● WHAT YOU NEED TO DO:
Every entry needs to appear again exactly as written below.

☆ ☆ ☆ ☆ ☆

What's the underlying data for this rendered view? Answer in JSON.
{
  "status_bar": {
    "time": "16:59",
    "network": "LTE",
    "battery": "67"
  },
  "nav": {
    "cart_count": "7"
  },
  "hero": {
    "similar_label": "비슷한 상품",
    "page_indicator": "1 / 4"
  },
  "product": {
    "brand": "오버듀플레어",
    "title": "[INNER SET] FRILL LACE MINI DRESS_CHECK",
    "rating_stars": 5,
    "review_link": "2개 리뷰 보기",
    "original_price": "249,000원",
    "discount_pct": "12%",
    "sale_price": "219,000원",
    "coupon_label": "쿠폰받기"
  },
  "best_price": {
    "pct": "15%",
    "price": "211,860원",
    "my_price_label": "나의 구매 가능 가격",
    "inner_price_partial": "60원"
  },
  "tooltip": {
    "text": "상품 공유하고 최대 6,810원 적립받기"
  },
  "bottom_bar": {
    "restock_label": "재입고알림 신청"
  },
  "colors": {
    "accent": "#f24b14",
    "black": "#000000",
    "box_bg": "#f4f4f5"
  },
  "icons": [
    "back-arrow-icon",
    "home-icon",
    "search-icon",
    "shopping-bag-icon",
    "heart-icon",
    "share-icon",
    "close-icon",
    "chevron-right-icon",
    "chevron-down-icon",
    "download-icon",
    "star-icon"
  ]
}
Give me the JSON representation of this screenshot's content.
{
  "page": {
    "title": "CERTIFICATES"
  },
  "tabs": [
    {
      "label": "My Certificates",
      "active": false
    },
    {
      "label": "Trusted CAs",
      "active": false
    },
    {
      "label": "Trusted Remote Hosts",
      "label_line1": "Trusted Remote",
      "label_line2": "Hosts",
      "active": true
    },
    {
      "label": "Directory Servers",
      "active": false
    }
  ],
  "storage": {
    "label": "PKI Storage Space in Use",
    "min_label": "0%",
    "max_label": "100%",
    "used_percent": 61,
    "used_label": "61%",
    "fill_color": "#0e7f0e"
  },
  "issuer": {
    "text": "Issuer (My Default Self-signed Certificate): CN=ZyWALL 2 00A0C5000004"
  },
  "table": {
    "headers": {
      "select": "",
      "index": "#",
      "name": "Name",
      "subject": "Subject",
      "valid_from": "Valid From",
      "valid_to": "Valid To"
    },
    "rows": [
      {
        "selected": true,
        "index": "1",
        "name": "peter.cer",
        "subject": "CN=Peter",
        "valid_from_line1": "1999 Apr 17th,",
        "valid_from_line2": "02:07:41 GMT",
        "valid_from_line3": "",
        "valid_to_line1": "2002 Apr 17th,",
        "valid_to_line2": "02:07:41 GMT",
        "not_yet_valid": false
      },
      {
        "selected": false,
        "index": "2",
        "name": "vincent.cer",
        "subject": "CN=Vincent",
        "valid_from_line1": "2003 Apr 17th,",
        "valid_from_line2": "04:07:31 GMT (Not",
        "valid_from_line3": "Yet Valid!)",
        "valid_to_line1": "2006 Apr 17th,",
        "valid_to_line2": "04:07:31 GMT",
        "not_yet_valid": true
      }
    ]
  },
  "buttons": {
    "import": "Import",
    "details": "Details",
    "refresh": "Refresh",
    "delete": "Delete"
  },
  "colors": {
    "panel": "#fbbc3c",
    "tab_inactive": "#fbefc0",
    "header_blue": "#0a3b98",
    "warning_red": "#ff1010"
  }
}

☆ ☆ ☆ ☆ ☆

● ANSWER TO THIS TASK:
What's the underlying data for this rendered view? Answer in JSON.
{
  "status_bar": {
    "time": "16:59",
    "network": "LTE",
    "battery": "67"
  },
  "nav": {
    "cart_count": "7"
  },
  "hero": {
    "similar_label": "비슷한 상품",
    "page_indicator": "1 / 4"
  },
  "product": {
    "brand": "오버듀플레어",
    "title": "[INNER SET] FRILL LACE MINI DRESS_CHECK",
    "rating_stars": 5,
    "review_link": "2개 리뷰 보기",
    "original_price": "249,000원",
    "discount_pct": "12%",
    "sale_price": "219,000원",
    "coupon_label": "쿠폰받기"
  },
  "best_price": {
    "pct": "15%",
    "price": "211,860원",
    "my_price_label": "나의 구매 가능 가격",
    "inner_price_partial": "60원"
  },
  "tooltip": {
    "text": "상품 공유하고 최대 6,810원 적립받기"
  },
  "bottom_bar": {
    "restock_label": "재입고알림 신청"
  },
  "colors": {
    "accent": "#f24b14",
    "black": "#000000",
    "box_bg": "#f4f4f5"
  },
  "icons": [
    "back-arrow-icon",
    "home-icon",
    "search-icon",
    "shopping-bag-icon",
    "heart-icon",
    "share-icon",
    "close-icon",
    "chevron-right-icon",
    "chevron-down-icon",
    "download-icon",
    "star-icon"
  ]
}
Give me the JSON representation of this screenshot's content.
{
  "page": {
    "title": "CERTIFICATES"
  },
  "tabs": [
    {
      "label": "My Certificates",
      "active": false
    },
    {
      "label": "Trusted CAs",
      "active": false
    },
    {
      "label": "Trusted Remote Hosts",
      "label_line1": "Trusted Remote",
      "label_line2": "Hosts",
      "active": true
    },
    {
      "label": "Directory Servers",
      "active": false
    }
  ],
  "storage": {
    "label": "PKI Storage Space in Use",
    "min_label": "0%",
    "max_label": "100%",
    "used_percent": 61,
    "used_label": "61%",
    "fill_color": "#0e7f0e"
  },
  "issuer": {
    "text": "Issuer (My Default Self-signed Certificate): CN=ZyWALL 2 00A0C5000004"
  },
  "table": {
    "headers": {
      "select": "",
      "index": "#",
      "name": "Name",
      "subject": "Subject",
      "valid_from": "Valid From",
      "valid_to": "Valid To"
    },
    "rows": [
      {
        "selected": true,
        "index": "1",
        "name": "peter.cer",
        "subject": "CN=Peter",
        "valid_from_line1": "1999 Apr 17th,",
        "valid_from_line2": "02:07:41 GMT",
        "valid_from_line3": "",
        "valid_to_line1": "2002 Apr 17th,",
        "valid_to_line2": "02:07:41 GMT",
        "not_yet_valid": false
      },
      {
        "selected": false,
        "index": "2",
        "name": "vincent.cer",
        "subject": "CN=Vincent",
        "valid_from_line1": "2003 Apr 17th,",
        "valid_from_line2": "04:07:31 GMT (Not",
        "valid_from_line3": "Yet Valid!)",
        "valid_to_line1": "2006 Apr 17th,",
        "valid_to_line2": "04:07:31 GMT",
        "not_yet_valid": true
      }
    ]
  },
  "buttons": {
    "import": "Import",
    "details": "Details",
    "refresh": "Refresh",
    "delete": "Delete"
  },
  "colors": {
    "panel": "#fbbc3c",
    "tab_inactive": "#fbefc0",
    "header_blue": "#0a3b98",
    "warning_red": "#ff1010"
  }
}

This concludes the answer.